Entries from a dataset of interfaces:
=== Section Start ===

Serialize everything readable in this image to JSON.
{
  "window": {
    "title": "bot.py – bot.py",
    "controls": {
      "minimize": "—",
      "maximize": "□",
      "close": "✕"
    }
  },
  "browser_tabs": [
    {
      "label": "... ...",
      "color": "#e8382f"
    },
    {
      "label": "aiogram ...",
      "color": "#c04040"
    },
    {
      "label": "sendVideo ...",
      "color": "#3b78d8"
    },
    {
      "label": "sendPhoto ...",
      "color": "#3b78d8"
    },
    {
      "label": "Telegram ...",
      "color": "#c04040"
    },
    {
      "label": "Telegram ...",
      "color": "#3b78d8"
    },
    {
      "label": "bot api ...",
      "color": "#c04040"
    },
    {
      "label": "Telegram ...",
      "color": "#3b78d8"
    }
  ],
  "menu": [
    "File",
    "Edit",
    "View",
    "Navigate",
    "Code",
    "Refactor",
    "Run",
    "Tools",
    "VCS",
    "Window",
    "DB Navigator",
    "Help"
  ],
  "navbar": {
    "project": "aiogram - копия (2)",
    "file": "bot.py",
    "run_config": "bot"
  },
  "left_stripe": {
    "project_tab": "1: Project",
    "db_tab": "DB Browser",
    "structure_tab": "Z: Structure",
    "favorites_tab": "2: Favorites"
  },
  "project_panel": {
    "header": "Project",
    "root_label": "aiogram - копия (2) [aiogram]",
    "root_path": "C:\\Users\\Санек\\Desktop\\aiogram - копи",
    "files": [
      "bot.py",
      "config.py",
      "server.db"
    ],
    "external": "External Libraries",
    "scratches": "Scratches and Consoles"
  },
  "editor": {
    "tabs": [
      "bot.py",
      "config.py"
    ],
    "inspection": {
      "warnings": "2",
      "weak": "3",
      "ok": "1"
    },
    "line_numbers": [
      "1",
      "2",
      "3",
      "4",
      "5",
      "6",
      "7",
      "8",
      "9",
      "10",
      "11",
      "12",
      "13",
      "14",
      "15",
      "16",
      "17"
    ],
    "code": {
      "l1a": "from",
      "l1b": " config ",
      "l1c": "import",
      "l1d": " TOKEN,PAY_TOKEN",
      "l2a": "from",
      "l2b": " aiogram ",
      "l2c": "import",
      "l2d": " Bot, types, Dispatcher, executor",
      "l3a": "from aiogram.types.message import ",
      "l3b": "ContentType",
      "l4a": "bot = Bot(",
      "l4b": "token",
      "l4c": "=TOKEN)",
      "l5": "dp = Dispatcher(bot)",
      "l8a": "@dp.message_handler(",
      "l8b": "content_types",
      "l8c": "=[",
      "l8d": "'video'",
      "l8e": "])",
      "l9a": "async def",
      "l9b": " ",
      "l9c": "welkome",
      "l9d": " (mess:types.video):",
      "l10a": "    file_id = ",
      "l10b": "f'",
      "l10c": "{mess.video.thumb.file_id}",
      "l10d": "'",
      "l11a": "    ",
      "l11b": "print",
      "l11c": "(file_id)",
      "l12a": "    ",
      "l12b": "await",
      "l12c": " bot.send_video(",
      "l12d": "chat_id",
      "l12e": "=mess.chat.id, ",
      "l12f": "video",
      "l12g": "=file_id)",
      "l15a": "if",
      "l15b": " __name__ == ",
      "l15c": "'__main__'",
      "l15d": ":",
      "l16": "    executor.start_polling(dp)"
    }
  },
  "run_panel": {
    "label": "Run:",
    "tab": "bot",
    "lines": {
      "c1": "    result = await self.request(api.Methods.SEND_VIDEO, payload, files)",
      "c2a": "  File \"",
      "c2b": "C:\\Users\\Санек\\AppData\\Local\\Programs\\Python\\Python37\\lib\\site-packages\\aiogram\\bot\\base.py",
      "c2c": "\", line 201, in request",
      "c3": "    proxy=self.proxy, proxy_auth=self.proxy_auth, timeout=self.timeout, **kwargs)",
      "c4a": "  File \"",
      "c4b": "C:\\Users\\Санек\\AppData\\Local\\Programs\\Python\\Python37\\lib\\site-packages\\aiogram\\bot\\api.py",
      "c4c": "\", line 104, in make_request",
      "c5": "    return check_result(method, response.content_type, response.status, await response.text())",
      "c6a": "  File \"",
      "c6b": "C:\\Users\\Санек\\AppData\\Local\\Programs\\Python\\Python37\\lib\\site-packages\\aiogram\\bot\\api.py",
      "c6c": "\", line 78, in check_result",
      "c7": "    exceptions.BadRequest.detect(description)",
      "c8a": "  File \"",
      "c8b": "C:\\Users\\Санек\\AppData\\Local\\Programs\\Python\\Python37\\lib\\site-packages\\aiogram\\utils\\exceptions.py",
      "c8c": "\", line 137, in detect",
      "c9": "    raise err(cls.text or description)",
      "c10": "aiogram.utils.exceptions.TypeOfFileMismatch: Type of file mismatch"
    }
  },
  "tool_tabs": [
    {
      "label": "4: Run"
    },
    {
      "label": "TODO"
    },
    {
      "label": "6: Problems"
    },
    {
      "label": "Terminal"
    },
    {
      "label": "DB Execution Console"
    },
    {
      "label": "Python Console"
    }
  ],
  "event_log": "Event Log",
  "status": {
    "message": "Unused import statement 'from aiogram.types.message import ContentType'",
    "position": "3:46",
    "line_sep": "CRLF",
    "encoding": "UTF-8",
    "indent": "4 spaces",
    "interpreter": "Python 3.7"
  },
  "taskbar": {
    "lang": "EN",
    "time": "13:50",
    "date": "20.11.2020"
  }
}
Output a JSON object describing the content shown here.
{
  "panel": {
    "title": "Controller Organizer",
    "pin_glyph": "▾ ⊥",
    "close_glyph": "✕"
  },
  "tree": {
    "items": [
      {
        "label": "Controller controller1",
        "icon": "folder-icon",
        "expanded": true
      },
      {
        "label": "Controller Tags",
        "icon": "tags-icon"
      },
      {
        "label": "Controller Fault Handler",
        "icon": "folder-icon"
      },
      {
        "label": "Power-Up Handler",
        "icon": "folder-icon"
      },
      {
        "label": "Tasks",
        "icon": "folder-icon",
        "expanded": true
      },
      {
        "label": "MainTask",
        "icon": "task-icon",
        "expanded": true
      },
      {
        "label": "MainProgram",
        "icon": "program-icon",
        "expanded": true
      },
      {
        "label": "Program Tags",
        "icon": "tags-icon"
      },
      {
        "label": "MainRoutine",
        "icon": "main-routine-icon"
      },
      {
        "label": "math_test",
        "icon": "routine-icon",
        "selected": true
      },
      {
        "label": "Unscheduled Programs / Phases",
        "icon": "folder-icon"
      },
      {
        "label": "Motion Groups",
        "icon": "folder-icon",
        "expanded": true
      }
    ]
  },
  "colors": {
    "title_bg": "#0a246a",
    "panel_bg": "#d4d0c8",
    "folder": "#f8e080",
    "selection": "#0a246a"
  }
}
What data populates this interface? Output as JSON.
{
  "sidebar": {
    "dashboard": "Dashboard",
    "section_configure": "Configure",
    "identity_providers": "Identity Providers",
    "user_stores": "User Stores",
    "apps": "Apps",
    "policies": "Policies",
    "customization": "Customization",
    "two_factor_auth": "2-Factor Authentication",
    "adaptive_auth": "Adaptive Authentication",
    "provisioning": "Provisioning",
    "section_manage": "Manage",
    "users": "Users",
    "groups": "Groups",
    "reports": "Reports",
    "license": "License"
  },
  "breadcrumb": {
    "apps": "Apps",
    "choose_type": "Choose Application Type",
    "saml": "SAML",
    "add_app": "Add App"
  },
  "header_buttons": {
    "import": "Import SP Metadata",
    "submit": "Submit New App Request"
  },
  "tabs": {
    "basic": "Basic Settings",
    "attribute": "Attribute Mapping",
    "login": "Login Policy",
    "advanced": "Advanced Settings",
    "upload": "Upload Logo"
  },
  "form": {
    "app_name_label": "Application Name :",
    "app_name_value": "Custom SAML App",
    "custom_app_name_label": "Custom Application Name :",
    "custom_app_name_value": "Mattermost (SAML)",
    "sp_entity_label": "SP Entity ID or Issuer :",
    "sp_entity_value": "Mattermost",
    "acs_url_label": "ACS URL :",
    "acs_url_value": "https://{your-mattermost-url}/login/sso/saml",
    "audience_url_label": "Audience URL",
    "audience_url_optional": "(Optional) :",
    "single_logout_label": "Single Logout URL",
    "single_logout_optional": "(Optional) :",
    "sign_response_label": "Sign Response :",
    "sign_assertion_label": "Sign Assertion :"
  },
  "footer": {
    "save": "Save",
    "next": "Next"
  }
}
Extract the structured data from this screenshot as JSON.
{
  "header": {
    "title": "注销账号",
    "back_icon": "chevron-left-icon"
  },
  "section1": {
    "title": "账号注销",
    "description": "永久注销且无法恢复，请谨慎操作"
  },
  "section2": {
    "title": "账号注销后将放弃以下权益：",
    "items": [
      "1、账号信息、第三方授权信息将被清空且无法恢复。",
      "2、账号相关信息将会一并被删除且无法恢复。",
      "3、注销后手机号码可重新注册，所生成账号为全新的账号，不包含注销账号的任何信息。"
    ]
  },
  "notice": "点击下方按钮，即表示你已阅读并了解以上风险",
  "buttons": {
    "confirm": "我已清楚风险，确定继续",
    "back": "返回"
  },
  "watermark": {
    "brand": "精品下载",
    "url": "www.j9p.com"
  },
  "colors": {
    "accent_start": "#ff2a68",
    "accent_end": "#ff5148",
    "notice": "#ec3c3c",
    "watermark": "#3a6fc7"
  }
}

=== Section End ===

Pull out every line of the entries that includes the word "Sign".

    "sign_response_label": "Sign Response :",
    "sign_assertion_label": "Sign Assertion :"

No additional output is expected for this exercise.